Exercise aim
Go over the listing below line by line and tally those containing "baidu". Give only the tally.

Provided data

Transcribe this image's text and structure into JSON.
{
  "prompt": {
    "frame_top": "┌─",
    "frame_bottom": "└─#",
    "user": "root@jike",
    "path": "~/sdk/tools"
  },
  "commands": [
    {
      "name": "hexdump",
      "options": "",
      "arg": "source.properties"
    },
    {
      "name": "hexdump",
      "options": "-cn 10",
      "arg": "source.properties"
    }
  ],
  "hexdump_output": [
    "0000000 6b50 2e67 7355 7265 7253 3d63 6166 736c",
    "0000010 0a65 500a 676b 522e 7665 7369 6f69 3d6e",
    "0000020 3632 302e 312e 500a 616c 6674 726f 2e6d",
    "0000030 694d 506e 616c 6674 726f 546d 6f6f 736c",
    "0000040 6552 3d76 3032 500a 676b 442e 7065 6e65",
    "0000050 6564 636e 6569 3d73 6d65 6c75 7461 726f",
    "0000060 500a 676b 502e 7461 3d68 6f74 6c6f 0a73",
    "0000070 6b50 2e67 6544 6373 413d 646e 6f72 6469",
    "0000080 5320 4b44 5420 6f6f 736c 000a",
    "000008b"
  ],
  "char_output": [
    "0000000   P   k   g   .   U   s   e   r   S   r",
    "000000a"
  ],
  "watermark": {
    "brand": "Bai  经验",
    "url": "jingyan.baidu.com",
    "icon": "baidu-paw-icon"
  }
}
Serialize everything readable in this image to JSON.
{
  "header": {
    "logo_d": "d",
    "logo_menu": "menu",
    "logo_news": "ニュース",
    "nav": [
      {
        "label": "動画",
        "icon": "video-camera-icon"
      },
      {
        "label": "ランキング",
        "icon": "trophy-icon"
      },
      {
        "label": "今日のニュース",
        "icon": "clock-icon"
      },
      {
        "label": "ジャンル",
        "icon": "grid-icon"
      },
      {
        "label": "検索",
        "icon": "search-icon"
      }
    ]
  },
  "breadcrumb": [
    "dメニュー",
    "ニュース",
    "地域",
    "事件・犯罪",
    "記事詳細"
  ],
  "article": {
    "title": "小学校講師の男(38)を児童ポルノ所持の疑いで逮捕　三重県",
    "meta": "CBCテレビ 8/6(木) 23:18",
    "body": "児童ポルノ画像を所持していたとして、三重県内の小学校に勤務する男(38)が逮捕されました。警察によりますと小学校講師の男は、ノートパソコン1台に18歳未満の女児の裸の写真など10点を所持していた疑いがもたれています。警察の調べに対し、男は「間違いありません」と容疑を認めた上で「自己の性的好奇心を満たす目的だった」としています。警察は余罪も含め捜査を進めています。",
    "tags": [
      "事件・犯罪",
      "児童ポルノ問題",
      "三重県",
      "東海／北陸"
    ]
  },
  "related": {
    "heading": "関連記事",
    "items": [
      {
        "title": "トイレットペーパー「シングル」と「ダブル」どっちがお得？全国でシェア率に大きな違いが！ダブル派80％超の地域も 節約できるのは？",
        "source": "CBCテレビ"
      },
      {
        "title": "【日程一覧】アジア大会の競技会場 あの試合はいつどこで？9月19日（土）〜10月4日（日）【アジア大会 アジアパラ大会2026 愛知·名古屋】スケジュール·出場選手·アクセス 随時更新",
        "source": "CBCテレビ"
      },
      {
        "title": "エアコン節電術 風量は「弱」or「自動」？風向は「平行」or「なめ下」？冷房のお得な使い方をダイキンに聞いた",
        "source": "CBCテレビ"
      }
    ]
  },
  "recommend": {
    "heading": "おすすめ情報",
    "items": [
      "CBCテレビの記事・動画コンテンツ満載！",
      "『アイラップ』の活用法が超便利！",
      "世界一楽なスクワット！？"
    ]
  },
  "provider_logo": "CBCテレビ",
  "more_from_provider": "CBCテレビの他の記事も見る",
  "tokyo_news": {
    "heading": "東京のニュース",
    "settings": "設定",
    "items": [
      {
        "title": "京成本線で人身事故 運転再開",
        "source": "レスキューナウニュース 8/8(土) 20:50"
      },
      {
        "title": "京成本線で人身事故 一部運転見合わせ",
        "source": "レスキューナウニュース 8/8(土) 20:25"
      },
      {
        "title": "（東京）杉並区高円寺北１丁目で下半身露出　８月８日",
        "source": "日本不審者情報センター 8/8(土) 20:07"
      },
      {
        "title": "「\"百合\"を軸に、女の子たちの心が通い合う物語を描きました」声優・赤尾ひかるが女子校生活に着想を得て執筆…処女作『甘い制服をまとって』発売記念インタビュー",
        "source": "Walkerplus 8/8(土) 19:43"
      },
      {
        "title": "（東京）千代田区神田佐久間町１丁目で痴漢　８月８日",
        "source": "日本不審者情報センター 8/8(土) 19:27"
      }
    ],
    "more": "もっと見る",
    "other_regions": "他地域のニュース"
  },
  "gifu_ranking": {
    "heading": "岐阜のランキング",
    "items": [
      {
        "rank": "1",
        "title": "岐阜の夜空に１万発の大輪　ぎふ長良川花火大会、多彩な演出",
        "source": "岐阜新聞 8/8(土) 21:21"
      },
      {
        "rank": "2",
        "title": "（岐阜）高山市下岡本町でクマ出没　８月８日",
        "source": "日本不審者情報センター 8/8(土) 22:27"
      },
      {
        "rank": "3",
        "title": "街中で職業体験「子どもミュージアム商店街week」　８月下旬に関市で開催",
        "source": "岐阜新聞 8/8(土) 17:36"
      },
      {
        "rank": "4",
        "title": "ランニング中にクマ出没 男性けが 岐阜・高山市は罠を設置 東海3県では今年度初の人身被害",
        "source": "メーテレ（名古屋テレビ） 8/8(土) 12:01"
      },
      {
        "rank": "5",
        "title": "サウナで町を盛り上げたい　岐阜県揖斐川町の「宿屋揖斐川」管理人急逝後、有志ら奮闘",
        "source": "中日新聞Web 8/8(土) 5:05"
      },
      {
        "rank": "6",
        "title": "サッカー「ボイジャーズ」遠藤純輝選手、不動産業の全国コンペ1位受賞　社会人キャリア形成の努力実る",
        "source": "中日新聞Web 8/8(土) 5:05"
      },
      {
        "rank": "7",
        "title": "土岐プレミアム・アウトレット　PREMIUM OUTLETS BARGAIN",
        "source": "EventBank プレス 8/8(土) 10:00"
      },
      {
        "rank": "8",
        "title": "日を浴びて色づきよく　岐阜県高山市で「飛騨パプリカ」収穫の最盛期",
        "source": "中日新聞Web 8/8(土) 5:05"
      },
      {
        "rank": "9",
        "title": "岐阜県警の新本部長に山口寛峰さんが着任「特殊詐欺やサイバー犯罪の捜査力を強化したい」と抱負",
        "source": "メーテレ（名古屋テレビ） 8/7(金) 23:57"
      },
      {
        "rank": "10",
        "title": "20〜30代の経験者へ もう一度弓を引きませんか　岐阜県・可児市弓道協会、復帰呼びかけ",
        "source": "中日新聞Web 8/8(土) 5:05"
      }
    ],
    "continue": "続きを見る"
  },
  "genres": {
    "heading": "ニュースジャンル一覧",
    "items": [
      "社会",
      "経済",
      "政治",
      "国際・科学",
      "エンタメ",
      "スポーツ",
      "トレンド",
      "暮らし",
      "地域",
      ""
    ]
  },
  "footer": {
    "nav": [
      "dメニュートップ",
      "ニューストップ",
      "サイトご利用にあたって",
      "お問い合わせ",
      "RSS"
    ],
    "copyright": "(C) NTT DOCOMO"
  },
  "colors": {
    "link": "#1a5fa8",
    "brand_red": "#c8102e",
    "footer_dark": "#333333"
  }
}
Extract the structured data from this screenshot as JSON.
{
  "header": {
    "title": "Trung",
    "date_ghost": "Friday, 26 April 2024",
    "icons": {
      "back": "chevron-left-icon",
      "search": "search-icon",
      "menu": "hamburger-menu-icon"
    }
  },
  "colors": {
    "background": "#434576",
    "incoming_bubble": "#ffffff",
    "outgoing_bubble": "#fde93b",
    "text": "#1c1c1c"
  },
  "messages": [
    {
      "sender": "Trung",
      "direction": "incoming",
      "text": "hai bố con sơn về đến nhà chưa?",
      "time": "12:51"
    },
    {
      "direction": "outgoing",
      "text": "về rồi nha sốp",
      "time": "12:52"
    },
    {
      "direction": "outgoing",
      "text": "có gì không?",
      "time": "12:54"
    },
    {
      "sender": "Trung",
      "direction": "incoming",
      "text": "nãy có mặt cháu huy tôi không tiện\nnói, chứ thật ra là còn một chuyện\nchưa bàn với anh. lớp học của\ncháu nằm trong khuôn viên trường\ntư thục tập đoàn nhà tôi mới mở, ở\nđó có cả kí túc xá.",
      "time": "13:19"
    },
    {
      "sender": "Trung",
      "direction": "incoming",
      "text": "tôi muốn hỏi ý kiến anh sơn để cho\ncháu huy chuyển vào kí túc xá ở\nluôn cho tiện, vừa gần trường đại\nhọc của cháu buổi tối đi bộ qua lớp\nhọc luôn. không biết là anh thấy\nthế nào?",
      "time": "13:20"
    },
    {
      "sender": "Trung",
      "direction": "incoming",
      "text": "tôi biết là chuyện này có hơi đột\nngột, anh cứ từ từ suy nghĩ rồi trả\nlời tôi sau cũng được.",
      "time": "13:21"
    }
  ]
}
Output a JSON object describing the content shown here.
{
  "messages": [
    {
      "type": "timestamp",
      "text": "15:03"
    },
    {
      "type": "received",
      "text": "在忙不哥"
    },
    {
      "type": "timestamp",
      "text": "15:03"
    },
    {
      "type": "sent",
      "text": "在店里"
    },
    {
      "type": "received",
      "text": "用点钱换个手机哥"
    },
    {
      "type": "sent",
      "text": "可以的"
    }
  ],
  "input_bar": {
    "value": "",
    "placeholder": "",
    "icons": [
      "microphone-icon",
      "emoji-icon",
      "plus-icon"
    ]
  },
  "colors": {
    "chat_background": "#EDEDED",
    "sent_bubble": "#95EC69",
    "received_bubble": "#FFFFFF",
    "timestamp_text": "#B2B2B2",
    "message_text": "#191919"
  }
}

Response below
2